» Exercise details: If a line holds the word "prefix", copy it from the entries.

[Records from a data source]

*-*-*

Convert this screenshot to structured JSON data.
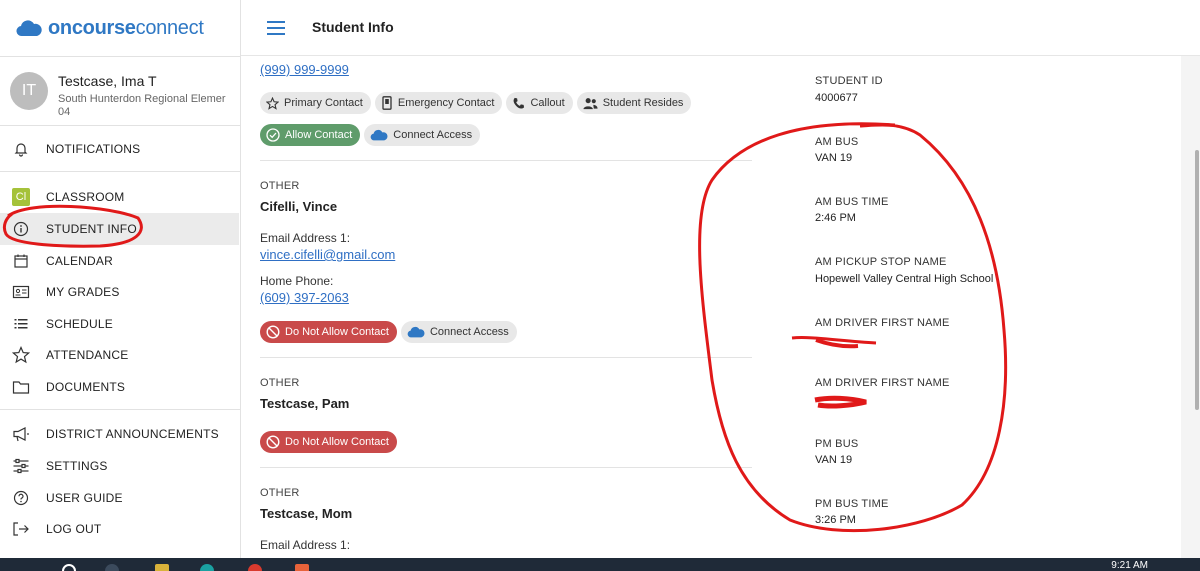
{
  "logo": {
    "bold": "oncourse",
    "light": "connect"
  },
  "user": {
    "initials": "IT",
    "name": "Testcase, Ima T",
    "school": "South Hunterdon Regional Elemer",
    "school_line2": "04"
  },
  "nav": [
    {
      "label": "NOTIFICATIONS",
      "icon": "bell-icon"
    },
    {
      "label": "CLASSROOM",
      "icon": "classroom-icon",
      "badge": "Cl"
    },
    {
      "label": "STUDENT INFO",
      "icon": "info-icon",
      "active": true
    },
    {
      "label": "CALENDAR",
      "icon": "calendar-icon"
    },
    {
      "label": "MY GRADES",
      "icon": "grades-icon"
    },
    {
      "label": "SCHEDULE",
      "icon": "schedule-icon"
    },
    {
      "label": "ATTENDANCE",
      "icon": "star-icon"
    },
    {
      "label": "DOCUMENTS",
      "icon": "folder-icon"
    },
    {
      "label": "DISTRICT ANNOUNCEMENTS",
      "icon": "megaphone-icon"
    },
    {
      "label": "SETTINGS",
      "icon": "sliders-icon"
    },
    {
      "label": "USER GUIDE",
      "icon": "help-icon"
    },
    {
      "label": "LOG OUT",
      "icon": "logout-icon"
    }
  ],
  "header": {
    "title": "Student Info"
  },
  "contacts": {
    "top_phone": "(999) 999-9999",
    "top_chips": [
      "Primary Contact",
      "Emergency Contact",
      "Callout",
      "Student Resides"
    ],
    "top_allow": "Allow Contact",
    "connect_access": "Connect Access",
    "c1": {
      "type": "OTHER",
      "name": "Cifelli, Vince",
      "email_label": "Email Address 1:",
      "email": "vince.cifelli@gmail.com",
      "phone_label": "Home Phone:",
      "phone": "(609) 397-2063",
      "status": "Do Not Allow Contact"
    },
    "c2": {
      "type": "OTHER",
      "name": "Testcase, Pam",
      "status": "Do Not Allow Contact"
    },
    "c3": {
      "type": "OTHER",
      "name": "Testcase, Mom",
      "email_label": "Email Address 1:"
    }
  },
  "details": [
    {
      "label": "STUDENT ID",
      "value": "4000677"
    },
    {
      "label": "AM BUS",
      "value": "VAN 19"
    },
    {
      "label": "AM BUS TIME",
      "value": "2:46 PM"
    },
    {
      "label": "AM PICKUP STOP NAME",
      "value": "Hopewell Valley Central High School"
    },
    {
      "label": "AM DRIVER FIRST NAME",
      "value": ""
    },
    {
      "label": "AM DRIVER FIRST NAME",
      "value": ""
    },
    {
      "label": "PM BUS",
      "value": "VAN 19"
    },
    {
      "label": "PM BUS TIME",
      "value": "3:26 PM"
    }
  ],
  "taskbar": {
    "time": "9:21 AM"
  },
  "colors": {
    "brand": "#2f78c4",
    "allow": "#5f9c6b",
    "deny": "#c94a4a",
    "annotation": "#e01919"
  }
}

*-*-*

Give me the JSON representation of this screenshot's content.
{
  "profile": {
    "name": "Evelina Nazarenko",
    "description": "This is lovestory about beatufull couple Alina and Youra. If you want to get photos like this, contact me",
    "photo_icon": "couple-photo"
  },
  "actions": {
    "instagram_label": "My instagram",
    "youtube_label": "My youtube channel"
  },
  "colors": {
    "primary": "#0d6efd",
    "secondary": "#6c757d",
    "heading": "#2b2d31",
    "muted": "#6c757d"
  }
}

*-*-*

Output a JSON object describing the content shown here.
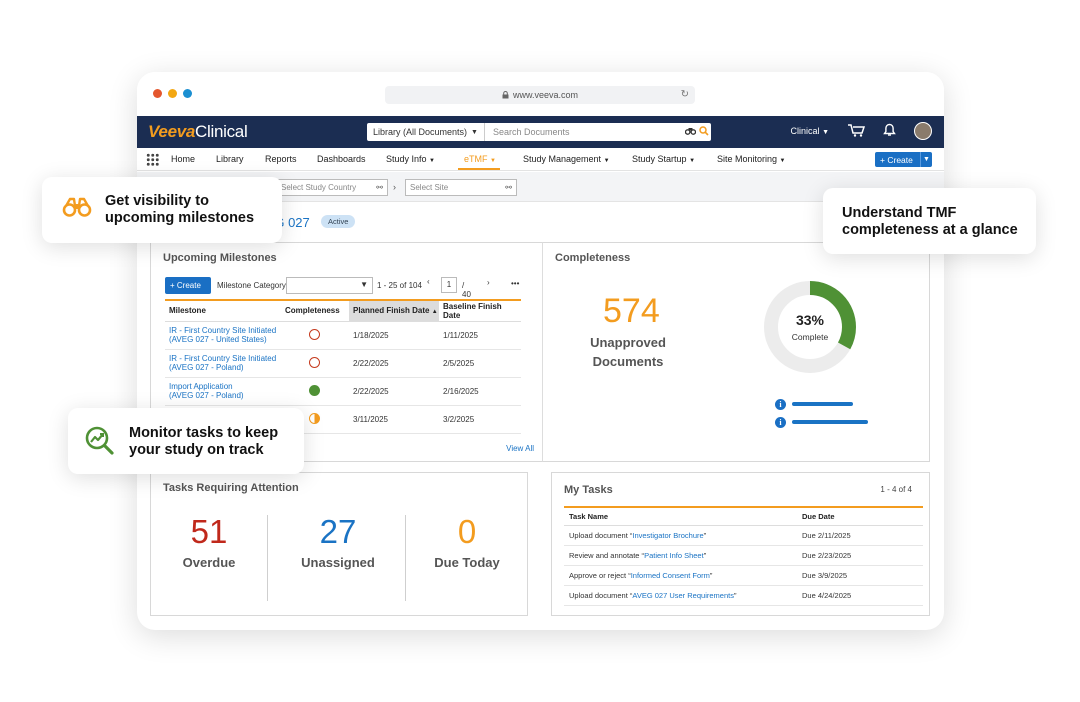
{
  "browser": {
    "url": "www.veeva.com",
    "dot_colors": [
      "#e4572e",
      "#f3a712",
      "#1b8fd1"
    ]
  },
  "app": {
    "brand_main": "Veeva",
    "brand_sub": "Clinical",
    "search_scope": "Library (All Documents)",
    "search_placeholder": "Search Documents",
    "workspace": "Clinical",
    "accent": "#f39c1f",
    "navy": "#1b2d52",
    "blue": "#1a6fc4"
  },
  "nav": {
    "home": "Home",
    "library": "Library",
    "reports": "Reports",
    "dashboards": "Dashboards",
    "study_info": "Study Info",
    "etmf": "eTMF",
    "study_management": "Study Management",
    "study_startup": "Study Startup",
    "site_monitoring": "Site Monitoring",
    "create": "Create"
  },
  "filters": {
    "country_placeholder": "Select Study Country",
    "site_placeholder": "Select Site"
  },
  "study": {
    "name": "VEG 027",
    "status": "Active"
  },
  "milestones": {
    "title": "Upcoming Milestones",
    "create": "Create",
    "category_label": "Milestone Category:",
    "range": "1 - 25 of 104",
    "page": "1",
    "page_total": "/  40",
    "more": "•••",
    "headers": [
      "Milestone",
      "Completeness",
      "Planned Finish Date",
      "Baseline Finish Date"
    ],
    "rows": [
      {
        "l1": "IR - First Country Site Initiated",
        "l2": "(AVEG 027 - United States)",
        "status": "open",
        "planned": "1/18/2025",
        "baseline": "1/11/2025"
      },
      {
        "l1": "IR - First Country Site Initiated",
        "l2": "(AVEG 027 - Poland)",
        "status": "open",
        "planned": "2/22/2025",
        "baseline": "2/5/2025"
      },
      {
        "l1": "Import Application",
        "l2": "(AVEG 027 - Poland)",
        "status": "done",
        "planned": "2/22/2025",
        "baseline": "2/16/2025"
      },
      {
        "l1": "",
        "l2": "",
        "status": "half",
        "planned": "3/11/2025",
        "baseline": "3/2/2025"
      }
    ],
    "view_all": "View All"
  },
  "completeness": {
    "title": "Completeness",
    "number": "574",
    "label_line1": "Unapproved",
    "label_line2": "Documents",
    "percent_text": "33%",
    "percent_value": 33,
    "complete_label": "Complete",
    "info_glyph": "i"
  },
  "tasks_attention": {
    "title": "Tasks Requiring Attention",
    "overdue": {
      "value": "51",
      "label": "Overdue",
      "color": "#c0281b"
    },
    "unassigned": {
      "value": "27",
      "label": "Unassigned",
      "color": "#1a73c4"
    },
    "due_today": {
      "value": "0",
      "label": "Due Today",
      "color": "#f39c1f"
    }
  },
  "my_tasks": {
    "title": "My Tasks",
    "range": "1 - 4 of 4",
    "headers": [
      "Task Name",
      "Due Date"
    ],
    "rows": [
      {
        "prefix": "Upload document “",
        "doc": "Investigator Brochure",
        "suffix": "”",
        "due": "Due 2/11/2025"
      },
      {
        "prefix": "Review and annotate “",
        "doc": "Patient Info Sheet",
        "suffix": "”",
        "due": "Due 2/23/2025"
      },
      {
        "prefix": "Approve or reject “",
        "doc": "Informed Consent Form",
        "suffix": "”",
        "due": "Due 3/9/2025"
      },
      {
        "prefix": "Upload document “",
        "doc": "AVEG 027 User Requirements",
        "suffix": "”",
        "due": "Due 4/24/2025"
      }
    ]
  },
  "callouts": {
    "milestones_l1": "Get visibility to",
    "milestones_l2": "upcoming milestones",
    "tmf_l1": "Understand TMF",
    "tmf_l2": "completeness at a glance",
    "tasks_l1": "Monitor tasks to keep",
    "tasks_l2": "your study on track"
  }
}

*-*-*

» Your response:
        "prefix": "Upload document “",
        "prefix": "Review and annotate “",
        "prefix": "Approve or reject “",
        "prefix": "Upload document “",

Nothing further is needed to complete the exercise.